> _Activity_: If a line in the entries below contains "icon", copy it.

***** Exercise inputs

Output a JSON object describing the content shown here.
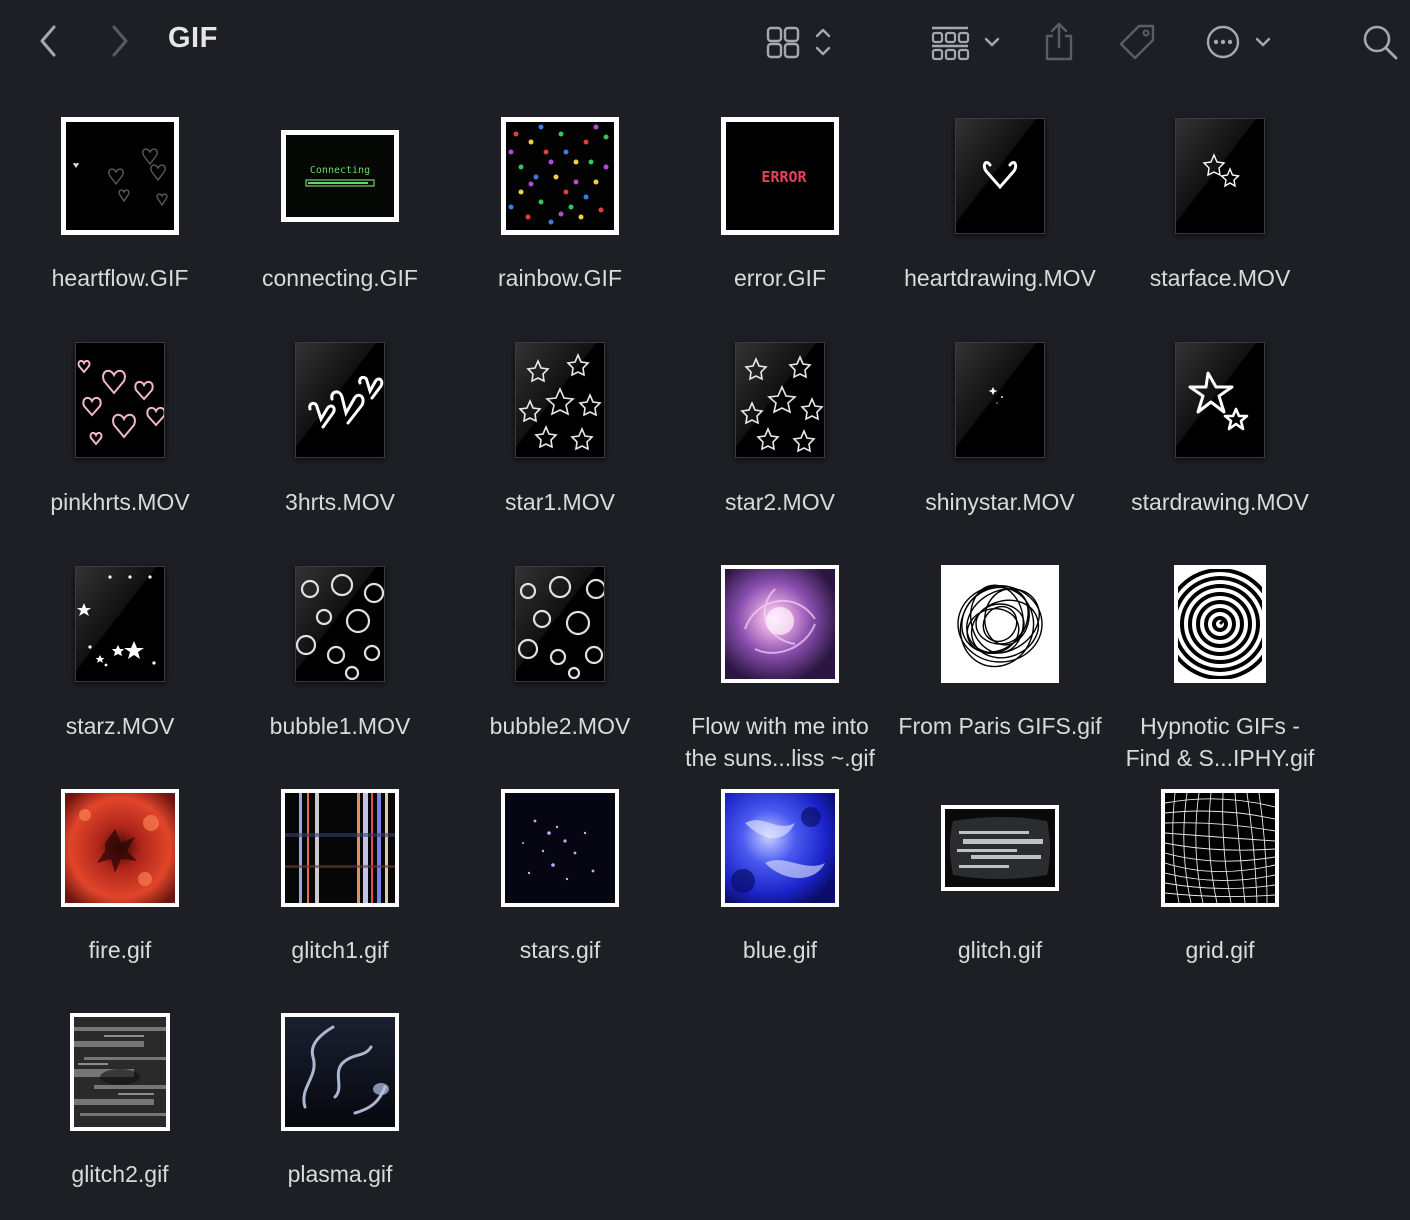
{
  "window": {
    "title": "GIF"
  },
  "toolbar": {
    "back_icon": "chevron-left-icon",
    "forward_icon": "chevron-right-icon",
    "view_icon": "icon-grid-view-icon",
    "group_icon": "group-view-icon",
    "share_icon": "share-icon",
    "tag_icon": "tag-icon",
    "action_icon": "more-actions-icon",
    "search_icon": "search-icon"
  },
  "files": [
    {
      "name": "heartflow.GIF",
      "thumb": "heartflow"
    },
    {
      "name": "connecting.GIF",
      "thumb": "connecting",
      "text": "Connecting"
    },
    {
      "name": "rainbow.GIF",
      "thumb": "rainbow"
    },
    {
      "name": "error.GIF",
      "thumb": "error",
      "text": "ERROR"
    },
    {
      "name": "heartdrawing.MOV",
      "thumb": "heartdrawing"
    },
    {
      "name": "starface.MOV",
      "thumb": "starface"
    },
    {
      "name": "pinkhrts.MOV",
      "thumb": "pinkhrts"
    },
    {
      "name": "3hrts.MOV",
      "thumb": "3hrts"
    },
    {
      "name": "star1.MOV",
      "thumb": "star1"
    },
    {
      "name": "star2.MOV",
      "thumb": "star2"
    },
    {
      "name": "shinystar.MOV",
      "thumb": "shinystar"
    },
    {
      "name": "stardrawing.MOV",
      "thumb": "stardrawing"
    },
    {
      "name": "starz.MOV",
      "thumb": "starz"
    },
    {
      "name": "bubble1.MOV",
      "thumb": "bubble1"
    },
    {
      "name": "bubble2.MOV",
      "thumb": "bubble2"
    },
    {
      "name": "Flow with me into the suns...liss ~.gif",
      "thumb": "flow"
    },
    {
      "name": "From Paris GIFS.gif",
      "thumb": "paris"
    },
    {
      "name": "Hypnotic GIFs - Find & S...IPHY.gif",
      "thumb": "hypnotic"
    },
    {
      "name": "fire.gif",
      "thumb": "fire"
    },
    {
      "name": "glitch1.gif",
      "thumb": "glitch1"
    },
    {
      "name": "stars.gif",
      "thumb": "stars"
    },
    {
      "name": "blue.gif",
      "thumb": "blue"
    },
    {
      "name": "glitch.gif",
      "thumb": "glitch"
    },
    {
      "name": "grid.gif",
      "thumb": "grid"
    },
    {
      "name": "glitch2.gif",
      "thumb": "glitch2"
    },
    {
      "name": "plasma.gif",
      "thumb": "plasma"
    }
  ]
}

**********

> _Final answer_:
    "back_icon": "chevron-left-icon",
    "forward_icon": "chevron-right-icon",
    "view_icon": "icon-grid-view-icon",
    "group_icon": "group-view-icon",
    "share_icon": "share-icon",
    "tag_icon": "tag-icon",
    "action_icon": "more-actions-icon",
    "search_icon": "search-icon"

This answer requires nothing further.